▶ [Task] Count every line in the entries that follow where the word "JSON" appears, then state only the total.

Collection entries
========

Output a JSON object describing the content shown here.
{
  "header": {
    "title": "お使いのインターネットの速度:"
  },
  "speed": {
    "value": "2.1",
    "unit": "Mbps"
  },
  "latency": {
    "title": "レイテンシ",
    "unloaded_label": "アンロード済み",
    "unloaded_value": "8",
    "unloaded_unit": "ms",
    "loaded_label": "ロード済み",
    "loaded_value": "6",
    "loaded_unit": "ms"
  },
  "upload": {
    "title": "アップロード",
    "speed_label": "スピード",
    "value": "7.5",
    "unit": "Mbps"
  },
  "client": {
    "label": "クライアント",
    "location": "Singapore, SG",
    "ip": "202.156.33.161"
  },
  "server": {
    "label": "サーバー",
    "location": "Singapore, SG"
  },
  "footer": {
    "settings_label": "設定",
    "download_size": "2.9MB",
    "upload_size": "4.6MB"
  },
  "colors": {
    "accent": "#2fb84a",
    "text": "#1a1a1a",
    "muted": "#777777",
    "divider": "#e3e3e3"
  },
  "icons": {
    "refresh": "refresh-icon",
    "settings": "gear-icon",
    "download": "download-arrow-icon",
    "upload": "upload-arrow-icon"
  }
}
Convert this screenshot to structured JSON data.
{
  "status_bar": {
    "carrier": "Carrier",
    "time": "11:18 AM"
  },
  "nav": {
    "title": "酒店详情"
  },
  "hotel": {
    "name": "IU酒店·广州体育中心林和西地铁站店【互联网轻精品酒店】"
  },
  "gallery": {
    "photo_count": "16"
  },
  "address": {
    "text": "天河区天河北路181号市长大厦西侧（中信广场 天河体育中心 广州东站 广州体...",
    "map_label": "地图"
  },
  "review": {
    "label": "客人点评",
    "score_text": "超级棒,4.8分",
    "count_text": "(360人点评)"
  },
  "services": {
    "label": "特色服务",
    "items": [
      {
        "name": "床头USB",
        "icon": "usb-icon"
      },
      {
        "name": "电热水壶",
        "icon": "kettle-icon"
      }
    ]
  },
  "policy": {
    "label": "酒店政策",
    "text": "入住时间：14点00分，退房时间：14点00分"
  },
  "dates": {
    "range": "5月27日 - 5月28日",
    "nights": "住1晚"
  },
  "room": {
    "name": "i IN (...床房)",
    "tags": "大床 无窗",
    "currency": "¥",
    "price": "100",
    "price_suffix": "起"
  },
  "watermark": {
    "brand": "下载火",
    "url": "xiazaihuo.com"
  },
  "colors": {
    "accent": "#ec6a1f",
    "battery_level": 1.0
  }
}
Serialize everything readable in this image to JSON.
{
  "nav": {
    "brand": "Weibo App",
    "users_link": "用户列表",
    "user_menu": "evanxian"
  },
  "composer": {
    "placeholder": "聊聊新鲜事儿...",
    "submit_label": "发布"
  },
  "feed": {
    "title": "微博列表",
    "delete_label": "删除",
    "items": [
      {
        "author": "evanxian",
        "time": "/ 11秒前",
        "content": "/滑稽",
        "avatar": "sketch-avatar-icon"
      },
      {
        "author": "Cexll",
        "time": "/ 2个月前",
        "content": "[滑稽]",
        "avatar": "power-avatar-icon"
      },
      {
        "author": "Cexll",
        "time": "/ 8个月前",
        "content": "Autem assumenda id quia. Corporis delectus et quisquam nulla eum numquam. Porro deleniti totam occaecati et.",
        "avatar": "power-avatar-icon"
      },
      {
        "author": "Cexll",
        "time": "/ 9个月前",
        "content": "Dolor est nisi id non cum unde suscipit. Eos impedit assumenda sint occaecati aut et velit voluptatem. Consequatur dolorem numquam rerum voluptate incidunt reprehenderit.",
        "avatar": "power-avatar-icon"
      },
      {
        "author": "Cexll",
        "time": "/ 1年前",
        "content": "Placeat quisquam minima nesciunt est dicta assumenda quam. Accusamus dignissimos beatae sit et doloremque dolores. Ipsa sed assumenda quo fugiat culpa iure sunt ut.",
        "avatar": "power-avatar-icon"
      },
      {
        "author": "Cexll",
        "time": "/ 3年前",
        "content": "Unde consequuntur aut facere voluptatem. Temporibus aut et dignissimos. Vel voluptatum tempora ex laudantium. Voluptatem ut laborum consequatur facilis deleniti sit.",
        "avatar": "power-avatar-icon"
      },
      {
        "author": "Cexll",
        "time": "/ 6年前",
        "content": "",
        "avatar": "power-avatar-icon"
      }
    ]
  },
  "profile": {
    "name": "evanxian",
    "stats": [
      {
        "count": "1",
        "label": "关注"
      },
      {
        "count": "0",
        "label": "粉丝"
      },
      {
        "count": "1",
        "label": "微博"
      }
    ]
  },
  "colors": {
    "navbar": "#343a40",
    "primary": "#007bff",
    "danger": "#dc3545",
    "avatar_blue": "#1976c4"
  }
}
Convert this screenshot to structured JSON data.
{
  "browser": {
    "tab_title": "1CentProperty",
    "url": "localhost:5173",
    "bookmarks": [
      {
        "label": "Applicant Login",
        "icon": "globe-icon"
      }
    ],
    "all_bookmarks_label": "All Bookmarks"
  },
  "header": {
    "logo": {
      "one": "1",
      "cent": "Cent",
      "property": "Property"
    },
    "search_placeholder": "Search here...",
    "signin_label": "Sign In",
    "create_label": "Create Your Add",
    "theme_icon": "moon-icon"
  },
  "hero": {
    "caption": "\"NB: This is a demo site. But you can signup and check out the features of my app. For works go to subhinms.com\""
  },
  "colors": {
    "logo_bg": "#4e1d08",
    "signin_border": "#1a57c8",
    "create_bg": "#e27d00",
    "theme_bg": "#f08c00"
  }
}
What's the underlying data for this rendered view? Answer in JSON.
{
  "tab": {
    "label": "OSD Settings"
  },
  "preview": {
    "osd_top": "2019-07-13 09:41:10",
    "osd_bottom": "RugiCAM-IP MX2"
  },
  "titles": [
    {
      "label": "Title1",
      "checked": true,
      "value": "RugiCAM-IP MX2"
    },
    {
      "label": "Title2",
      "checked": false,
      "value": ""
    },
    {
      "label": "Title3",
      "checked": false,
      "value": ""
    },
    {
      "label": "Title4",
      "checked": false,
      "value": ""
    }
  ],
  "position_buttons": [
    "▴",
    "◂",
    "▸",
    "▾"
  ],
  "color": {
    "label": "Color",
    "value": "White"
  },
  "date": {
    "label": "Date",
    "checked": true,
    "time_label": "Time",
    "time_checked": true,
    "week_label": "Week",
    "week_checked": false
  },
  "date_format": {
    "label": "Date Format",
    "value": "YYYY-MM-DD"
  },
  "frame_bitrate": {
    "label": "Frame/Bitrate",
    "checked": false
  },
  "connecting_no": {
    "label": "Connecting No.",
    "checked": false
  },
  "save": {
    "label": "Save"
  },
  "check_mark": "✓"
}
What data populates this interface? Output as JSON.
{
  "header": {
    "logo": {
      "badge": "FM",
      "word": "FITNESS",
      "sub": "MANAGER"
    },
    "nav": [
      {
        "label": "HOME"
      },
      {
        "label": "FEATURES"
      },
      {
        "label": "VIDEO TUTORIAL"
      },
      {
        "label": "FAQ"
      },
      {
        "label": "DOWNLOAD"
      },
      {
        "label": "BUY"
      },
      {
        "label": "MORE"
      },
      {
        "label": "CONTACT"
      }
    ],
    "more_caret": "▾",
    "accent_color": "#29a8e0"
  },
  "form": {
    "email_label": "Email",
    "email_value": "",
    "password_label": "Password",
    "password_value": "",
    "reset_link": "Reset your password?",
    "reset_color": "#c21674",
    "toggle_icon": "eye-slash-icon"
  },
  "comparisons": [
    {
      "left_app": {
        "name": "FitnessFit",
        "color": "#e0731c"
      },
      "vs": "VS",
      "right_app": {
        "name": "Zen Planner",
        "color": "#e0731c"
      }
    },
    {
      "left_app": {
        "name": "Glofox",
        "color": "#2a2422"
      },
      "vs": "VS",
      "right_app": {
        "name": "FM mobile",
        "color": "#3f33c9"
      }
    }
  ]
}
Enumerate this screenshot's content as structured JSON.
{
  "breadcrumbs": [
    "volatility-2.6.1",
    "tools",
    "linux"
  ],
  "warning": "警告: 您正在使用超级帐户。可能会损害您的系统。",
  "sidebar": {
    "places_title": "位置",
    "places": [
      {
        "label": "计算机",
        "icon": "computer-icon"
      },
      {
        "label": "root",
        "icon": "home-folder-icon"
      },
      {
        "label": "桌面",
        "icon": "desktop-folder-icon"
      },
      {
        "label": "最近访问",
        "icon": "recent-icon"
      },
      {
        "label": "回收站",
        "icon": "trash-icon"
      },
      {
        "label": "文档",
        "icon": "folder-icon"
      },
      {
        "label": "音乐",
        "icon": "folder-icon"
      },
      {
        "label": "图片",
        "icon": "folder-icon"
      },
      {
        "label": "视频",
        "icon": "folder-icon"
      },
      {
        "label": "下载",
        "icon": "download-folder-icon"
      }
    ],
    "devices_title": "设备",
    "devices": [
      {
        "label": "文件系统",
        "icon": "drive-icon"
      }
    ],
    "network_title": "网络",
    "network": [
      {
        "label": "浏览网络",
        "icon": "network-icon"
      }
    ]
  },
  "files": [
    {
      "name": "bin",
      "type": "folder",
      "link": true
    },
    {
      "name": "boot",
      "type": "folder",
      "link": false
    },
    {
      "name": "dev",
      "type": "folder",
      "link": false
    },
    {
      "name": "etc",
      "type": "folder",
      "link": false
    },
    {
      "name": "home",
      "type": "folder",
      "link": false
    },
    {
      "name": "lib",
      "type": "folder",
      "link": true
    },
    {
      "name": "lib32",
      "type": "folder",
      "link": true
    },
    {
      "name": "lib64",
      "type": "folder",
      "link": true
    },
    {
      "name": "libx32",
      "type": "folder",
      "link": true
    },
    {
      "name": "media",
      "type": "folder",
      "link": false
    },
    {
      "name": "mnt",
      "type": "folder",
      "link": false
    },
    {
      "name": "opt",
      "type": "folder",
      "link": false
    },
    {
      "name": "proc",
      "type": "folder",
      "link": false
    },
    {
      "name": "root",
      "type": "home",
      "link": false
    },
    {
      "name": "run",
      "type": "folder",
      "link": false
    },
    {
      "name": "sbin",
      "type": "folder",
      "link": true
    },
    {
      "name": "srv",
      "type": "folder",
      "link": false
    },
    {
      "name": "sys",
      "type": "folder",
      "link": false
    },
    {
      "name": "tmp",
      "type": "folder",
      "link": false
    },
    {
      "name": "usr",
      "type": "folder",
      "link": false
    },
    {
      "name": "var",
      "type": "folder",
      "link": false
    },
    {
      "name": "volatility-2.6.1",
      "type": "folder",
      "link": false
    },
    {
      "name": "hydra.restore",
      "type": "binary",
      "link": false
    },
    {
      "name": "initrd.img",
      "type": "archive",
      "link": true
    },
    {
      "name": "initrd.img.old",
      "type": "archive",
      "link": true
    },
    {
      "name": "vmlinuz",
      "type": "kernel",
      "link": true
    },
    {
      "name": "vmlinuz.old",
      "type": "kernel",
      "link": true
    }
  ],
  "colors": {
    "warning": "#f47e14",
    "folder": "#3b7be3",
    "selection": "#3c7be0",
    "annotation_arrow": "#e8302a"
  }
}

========

▶ [Response area] 7